Same with Congress. Korin said the right thinks “drill, baby, drill” will save us from imported oil, while the left says we just need to reduce demand through vehicle efficiency.
“There’s certainly nothing wrong with domestic drilling and a lot of good things to say about efficiency,” she said. “But it should be very clear to us that merely by reducing imports, we’re applying a solution to the wrong problem. Our problem is not volume when it comes to oil, our problem is price.”
So what’s the solution to apply to the price problem?
World demand for oil isn’t going down, with China and India wanting more and more of it to fuel their economies.
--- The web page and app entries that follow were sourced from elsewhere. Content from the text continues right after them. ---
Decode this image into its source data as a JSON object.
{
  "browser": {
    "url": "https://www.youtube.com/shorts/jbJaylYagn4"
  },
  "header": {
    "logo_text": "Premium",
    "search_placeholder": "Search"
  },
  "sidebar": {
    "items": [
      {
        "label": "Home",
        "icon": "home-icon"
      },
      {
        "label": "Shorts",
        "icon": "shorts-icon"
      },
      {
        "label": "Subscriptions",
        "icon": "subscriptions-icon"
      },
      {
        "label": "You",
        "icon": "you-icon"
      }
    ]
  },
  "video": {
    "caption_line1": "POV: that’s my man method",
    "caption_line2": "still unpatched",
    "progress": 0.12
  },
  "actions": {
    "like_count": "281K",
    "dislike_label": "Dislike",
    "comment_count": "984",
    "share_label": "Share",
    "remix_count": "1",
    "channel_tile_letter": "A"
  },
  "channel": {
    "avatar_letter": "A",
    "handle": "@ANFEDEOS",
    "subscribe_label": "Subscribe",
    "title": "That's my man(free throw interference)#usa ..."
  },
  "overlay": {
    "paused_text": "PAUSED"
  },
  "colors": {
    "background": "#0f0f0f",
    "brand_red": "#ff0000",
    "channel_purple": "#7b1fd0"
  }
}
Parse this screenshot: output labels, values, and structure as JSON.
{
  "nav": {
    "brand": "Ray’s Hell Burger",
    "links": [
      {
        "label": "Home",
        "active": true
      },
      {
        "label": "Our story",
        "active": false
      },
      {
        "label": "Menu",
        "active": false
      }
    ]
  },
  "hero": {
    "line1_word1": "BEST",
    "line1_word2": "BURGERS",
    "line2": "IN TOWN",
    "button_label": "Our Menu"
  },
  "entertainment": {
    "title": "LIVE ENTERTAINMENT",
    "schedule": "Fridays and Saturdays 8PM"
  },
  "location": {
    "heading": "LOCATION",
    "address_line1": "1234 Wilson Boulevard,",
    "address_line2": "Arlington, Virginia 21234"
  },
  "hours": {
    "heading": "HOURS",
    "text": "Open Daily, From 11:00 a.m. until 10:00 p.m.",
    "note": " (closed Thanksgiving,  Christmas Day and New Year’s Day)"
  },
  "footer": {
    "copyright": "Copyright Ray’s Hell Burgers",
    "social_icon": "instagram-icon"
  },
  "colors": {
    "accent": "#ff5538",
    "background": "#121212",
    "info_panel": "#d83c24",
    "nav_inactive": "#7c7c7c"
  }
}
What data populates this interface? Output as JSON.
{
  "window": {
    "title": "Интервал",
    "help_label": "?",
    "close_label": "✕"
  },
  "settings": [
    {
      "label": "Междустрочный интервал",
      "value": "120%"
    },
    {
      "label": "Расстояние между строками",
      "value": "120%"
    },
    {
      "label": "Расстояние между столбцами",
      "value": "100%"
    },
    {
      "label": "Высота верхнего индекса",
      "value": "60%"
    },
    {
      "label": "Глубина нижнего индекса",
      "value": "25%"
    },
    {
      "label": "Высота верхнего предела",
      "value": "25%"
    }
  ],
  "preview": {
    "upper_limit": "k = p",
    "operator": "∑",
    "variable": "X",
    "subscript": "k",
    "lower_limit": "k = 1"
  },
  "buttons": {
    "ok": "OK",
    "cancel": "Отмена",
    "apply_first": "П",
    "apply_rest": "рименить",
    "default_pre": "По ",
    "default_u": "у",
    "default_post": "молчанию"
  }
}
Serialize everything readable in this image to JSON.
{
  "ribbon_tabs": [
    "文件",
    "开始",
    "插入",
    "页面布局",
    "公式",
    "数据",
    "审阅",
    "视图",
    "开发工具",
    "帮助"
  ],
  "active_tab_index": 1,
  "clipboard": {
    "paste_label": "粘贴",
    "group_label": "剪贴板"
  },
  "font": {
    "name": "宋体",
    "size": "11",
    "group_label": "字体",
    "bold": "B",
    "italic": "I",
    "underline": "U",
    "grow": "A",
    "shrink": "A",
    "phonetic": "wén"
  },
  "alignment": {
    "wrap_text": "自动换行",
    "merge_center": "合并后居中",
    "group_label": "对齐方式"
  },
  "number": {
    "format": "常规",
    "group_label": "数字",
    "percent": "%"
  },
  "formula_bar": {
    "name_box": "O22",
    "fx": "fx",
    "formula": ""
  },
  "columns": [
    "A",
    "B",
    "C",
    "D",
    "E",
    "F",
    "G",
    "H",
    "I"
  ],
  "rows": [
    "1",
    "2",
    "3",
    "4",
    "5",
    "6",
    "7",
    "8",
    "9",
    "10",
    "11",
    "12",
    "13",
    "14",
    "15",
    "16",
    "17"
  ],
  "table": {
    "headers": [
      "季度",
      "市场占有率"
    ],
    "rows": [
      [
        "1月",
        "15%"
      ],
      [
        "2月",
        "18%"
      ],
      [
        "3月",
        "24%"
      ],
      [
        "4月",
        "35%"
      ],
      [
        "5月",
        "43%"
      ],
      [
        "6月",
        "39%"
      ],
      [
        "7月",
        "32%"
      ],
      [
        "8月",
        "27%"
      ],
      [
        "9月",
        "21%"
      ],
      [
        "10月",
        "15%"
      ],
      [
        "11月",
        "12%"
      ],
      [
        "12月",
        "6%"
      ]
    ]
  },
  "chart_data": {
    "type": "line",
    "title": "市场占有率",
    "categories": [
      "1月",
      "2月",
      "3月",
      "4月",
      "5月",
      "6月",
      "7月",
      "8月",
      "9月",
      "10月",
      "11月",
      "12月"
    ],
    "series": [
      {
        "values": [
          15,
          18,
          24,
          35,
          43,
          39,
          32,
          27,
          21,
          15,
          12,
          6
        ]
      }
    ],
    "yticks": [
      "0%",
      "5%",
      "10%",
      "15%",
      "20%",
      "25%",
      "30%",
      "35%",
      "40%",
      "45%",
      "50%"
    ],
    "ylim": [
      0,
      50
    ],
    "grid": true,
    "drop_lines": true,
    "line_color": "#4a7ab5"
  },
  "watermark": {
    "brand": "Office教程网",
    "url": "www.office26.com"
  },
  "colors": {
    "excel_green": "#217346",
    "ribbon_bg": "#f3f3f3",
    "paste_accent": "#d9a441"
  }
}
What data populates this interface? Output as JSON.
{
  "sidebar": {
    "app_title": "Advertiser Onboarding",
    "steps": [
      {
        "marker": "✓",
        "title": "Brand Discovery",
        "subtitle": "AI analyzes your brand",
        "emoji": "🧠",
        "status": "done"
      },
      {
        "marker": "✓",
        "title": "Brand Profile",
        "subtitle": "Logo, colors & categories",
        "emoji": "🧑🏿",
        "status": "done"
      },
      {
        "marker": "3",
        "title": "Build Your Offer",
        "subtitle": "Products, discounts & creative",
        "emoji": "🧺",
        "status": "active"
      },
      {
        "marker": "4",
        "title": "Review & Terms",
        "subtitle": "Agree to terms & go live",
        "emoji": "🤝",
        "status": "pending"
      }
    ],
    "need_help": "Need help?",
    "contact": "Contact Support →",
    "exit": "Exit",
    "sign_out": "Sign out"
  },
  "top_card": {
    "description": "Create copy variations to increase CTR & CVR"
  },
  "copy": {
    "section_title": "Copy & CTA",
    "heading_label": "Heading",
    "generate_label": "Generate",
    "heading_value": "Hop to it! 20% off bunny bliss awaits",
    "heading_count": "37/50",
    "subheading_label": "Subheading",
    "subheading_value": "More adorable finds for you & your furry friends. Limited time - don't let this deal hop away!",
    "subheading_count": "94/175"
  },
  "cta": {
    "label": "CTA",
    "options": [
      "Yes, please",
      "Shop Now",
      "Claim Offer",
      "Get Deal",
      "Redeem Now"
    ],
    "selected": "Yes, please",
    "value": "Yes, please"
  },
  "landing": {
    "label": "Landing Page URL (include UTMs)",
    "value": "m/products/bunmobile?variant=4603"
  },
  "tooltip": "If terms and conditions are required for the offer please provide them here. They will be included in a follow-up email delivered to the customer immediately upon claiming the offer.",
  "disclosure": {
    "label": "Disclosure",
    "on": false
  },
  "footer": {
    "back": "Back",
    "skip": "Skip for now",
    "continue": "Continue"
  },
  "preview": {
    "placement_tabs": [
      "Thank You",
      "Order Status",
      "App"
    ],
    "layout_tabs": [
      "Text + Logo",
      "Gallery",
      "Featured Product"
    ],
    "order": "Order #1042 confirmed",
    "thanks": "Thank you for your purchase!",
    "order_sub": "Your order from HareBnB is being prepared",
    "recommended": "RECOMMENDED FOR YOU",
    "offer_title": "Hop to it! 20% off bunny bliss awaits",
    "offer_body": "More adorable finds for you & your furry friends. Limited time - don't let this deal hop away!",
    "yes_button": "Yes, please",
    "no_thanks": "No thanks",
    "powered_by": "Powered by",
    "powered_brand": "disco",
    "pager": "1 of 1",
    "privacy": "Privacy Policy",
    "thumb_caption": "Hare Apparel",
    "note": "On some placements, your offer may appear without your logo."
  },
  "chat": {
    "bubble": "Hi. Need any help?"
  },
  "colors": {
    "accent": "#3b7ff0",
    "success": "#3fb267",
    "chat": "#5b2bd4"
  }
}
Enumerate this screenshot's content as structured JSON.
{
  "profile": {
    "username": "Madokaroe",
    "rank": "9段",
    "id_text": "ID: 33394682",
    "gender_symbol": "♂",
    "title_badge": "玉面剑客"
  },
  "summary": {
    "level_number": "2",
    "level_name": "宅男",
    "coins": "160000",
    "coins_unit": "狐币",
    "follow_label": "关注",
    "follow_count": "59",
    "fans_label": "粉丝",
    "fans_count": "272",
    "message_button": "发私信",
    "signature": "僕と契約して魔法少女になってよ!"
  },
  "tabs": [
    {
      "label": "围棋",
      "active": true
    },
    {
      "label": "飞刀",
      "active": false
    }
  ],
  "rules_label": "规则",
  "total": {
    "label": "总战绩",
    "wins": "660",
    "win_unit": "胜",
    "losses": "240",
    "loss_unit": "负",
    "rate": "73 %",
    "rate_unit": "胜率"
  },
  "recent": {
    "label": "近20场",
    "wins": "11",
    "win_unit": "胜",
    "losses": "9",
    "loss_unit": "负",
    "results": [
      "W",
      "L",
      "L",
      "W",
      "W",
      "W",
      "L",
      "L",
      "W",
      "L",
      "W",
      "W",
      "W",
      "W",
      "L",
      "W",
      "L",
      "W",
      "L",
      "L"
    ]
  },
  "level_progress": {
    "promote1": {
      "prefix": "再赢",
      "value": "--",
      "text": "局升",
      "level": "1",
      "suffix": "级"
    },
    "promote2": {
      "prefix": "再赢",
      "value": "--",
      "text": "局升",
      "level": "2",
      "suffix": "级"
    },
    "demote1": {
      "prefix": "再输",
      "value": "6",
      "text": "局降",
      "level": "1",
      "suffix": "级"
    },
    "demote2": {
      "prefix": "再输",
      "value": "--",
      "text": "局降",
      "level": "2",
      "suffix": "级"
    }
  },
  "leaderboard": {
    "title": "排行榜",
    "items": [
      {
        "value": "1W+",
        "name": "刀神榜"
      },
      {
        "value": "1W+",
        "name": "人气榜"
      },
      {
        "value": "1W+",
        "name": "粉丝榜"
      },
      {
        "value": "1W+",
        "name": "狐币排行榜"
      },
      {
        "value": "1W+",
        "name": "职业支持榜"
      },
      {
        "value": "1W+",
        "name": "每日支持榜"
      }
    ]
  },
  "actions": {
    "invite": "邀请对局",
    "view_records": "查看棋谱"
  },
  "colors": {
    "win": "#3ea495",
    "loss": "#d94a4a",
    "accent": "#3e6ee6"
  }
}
Korin said the only option is to break the monopoly oil holds over transportation.
“It’s the ability to essentially play the market onboard your car, to make an on-the-fly choice what to put in your car, how to fuel your car depending on the comparative price of fuels made from a variety of diff resources,” Korin said.
When there’s true competition at the pump, she said, prices will settle at an equilibrium point per mile and drag down oil to $45 to $50 per barrel.
Korin said alternatives will have to run the gamut of technologies and feedstocks to include plant-based fuels, alcohol fuels, electricity and others. And because every commodity is volatile, the best choice will vary.
“May the best fuel at any given time win and it will be different fuels at different times, in different parts of the country,” she said. “And that’s just fine.”